dogs don't know their names -- 5/23/18
Today's selection -- from What It's Like to Be a Dog by Gregory Berns. Experimentation with dogs suggests that they understand human words as verbs (action items), but not as nouns (abstract symbols):
"How do animals treat names? If an animal doesn't have the faculty to understand that words are symbols, it is unlikely that they can translate their names into a sense of self. More likely, animals learn that a particular utterance means something interesting is about to happen and that they'd better pay attention. Whenever someone said (to the dog Callie) 'Callie,' Callie directed her attention to whoever made that noise. I never got the sense that she equated her name with 'me.'
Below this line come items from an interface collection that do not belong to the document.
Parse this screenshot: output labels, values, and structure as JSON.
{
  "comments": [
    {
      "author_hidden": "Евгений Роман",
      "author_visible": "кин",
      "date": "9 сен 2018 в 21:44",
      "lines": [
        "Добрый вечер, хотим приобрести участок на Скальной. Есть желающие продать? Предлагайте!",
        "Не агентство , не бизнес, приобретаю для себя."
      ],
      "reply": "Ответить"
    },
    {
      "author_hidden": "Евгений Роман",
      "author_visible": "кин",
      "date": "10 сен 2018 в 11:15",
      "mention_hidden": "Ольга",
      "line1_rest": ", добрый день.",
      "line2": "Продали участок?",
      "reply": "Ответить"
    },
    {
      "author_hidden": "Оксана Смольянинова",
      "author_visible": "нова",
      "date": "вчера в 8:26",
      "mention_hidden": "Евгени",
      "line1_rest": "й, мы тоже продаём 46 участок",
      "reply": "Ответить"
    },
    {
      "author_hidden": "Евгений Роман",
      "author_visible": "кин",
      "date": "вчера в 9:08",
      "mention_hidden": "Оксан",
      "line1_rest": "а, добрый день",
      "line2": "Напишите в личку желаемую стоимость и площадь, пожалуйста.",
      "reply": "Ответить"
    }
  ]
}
"The experience of animal trainers would support the attention grabbing function of names. 'Callie, sit,' is thought to be more effective than 'Sit, Callie.' ... Callie responds better to the first because her name gets her attention for the subsequent action. The reverse order requires her to remember the action that precedes her name. ...
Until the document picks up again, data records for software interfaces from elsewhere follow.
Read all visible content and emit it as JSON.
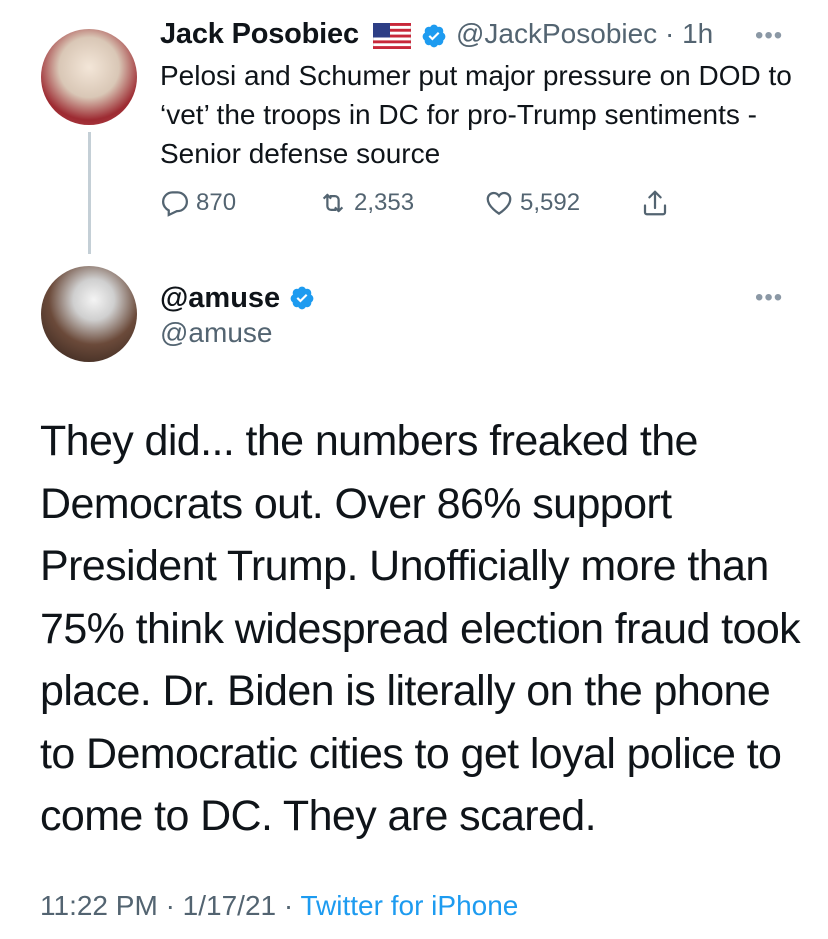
{
  "thread_tweet": {
    "author_name": "Jack Posobiec",
    "handle_time": "@JackPosobiec · 1h",
    "more": "•••",
    "text": "Pelosi and Schumer put major pressure on DOD to ‘vet’ the troops in DC for pro-Trump sentiments - Senior defense source",
    "replies": "870",
    "retweets": "2,353",
    "likes": "5,592"
  },
  "main_tweet": {
    "author_name": "@amuse",
    "handle": "@amuse",
    "more": "•••",
    "text": "They did... the numbers freaked the Democrats out. Over 86% support President Trump. Unofficially more than 75% think widespread election fraud took place. Dr. Biden is literally on the phone to Democratic cities to get loyal police to come to DC. They are scared.",
    "time": "11:22 PM",
    "date": "1/17/21",
    "source": "Twitter for iPhone"
  },
  "colors": {
    "verified": "#1d9bf0",
    "secondary_text": "#536471",
    "link": "#1d9bf0"
  }
}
"We humans take it for granted that a name refers to the whole object. But there is no reason to expect other animals to think like us when it comes to language. Dogs could be feature-bound where we humans take a gestalt view. The evidence was scant, but a few studies did support my idea that dogs mapped words to objects in a fundamentally different way from humans.
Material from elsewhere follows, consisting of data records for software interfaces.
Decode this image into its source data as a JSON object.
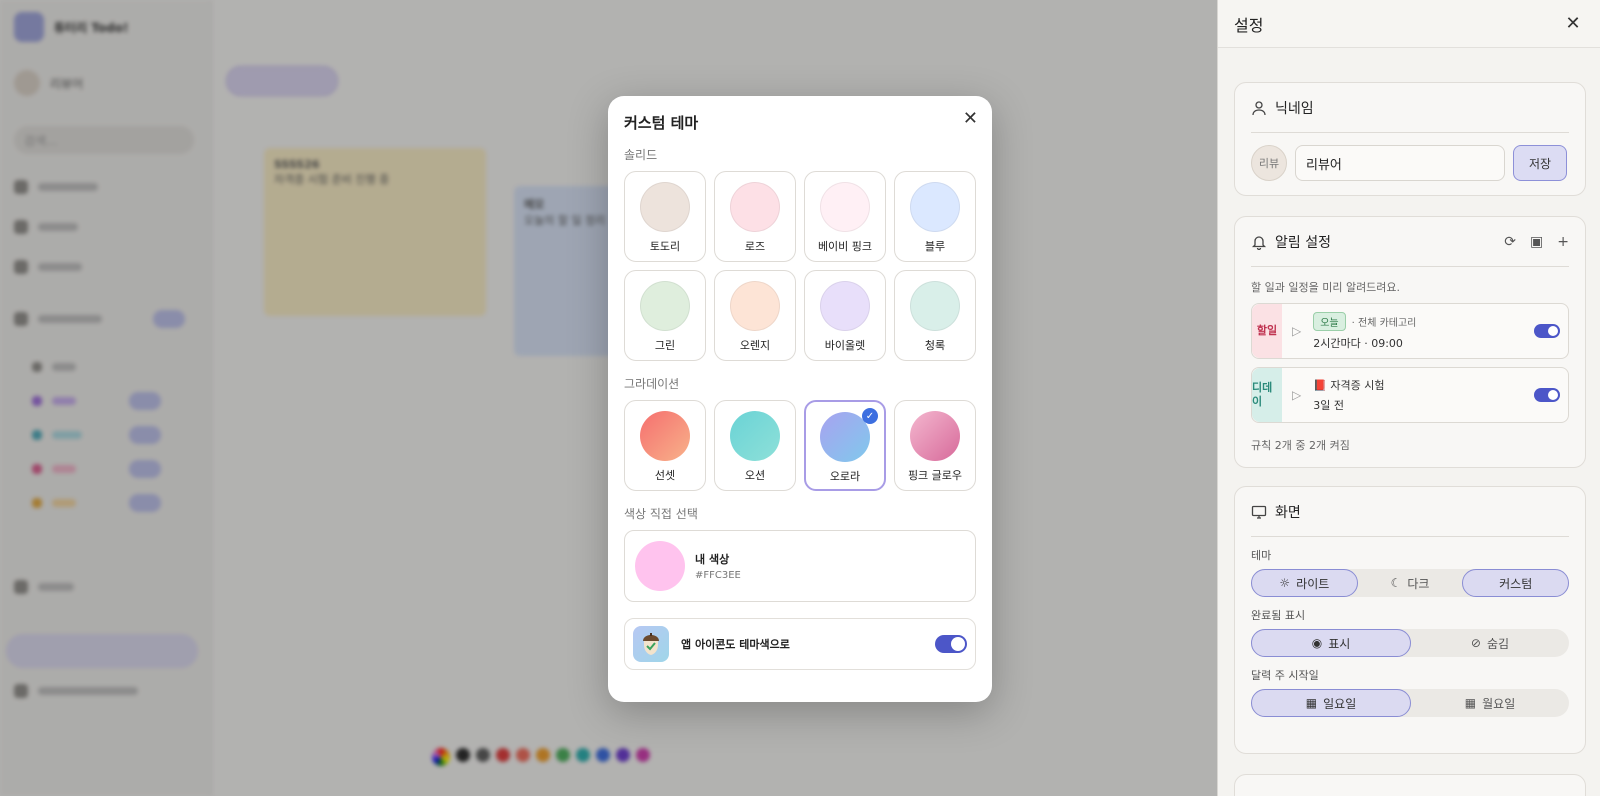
{
  "background": {
    "sidebar_title": "튜터리 Todo!",
    "user_name": "리뷰어",
    "search_placeholder": "검색...",
    "note1_title": "SSSS26",
    "note1_body": "자격증 시험 준비 진행 중",
    "note2_title": "메모",
    "note2_body": "오늘의 할 일 정리"
  },
  "settings": {
    "title": "설정",
    "nickname": {
      "title": "닉네임",
      "avatar": "리뷰",
      "value": "리뷰어",
      "save_label": "저장"
    },
    "alarm": {
      "title": "알림 설정",
      "desc": "할 일과 일정을 미리 알려드려요.",
      "items": [
        {
          "tag": "할일",
          "chip": "오늘",
          "category": "· 전체 카테고리",
          "detail": "2시간마다 · 09:00",
          "enabled": true
        },
        {
          "tag": "디데이",
          "title": "📕 자격증 시험",
          "detail": "3일 전",
          "enabled": true
        }
      ],
      "summary": "규칙 2개 중 2개 켜짐"
    },
    "display": {
      "title": "화면",
      "theme_label": "테마",
      "theme_options": [
        "라이트",
        "다크",
        "커스텀"
      ],
      "completed_label": "완료됨 표시",
      "completed_options": [
        "표시",
        "숨김"
      ],
      "week_label": "달력 주 시작일",
      "week_options": [
        "일요일",
        "월요일"
      ]
    }
  },
  "modal": {
    "title": "커스텀 테마",
    "solid_label": "솔리드",
    "solid": [
      {
        "name": "토도리",
        "color": "#ede3dc"
      },
      {
        "name": "로즈",
        "color": "#fde0e6"
      },
      {
        "name": "베이비 핑크",
        "color": "#fff0f5"
      },
      {
        "name": "블루",
        "color": "#dbe8ff"
      },
      {
        "name": "그린",
        "color": "#dfeedd"
      },
      {
        "name": "오렌지",
        "color": "#fde4d6"
      },
      {
        "name": "바이올렛",
        "color": "#e8dffa"
      },
      {
        "name": "청록",
        "color": "#d9efe9"
      }
    ],
    "gradient_label": "그라데이션",
    "gradient": [
      {
        "name": "선셋",
        "from": "#f56f6f",
        "to": "#f8b28a"
      },
      {
        "name": "오션",
        "from": "#6ad3d6",
        "to": "#8ee0d8"
      },
      {
        "name": "오로라",
        "from": "#a8a2f0",
        "to": "#80c9ec",
        "selected": true
      },
      {
        "name": "핑크 글로우",
        "from": "#f4b7cf",
        "to": "#d76a9a"
      }
    ],
    "custom_label": "색상 직접 선택",
    "custom": {
      "name": "내 색상",
      "hex": "#FFC3EE",
      "color": "#ffc3ee"
    },
    "app_icon_label": "앱 아이콘도 테마색으로",
    "app_icon_enabled": true
  }
}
"In 2012, Daniel Mills, a psychologist at the University of Lincoln in England who had published extensively on canine cognition, described how a single dog generalized from learned words. Again, the dog he used was a border collie. The dog was taught to associate a nonsense word (dax) with a furry object in the shape of a blocky U. Then, the researchers presented the dog with slightly different objects to see which ones he would choose as most similar. These objects varied in size, shape, and texture, but otherwise had similar characteristics. When humans do this task, they typically generalize to shape, a behavior that appears around age two. But Mills found that the dog he studied tended to generalize initially on size, and then later on texture, but never by shape. Size and shape are global properties of objects because they are defined by the whole thing. But texture is a local property, only discernible up close.
"Beyond the question of global versus local properties, when I began my work with Callie and the [toy] hedgehog it was not clear whether dogs understood that words referred to objects. In most language tests, the words are nouns, which humans have no problem understanding as referring to things. Even two-year-old children get this. But it could be that when Callie heard 'hedgehog,' she interpreted it not as a noun but as a verb-object action meaning 'get hedgehog.' It may seem like a subtle difference, but if we are to communicate with animals, we need to know whether they interpret words as actions or things.
"It is easy to teach dogs tricks. But tricks are actions. Teaching dogs that words could refer to things turned out to be much harder than teaching them to perform certain actions when they heard certain words. It may be that most dogs cannot understand that words can refer to objects. After all, the only way a dog can demonstrate knowledge of a word is to interact with an object in some way. In a dog's mind, a word may be a command to do something. ...
"If the semantic space of dogs is organized around actions rather than objects, then this would explain why they failed the usual tests of self-awareness, namely, the mirror test. Humans know that a reflection is a visual representation of something or someone. We take it for granted that the reflection is not the thing itself. But this cognitive operation requires the mental hardware for symbolic processing of things. If dogs' brains are not wired to symbolically represent things, then they do not have the ability to link their reflections with a sense of self.
"This would not mean that a dog doesn't have a sense of self. It would just mean that a dog doesn't have the ability to represent that self abstractly, either by name or visual image."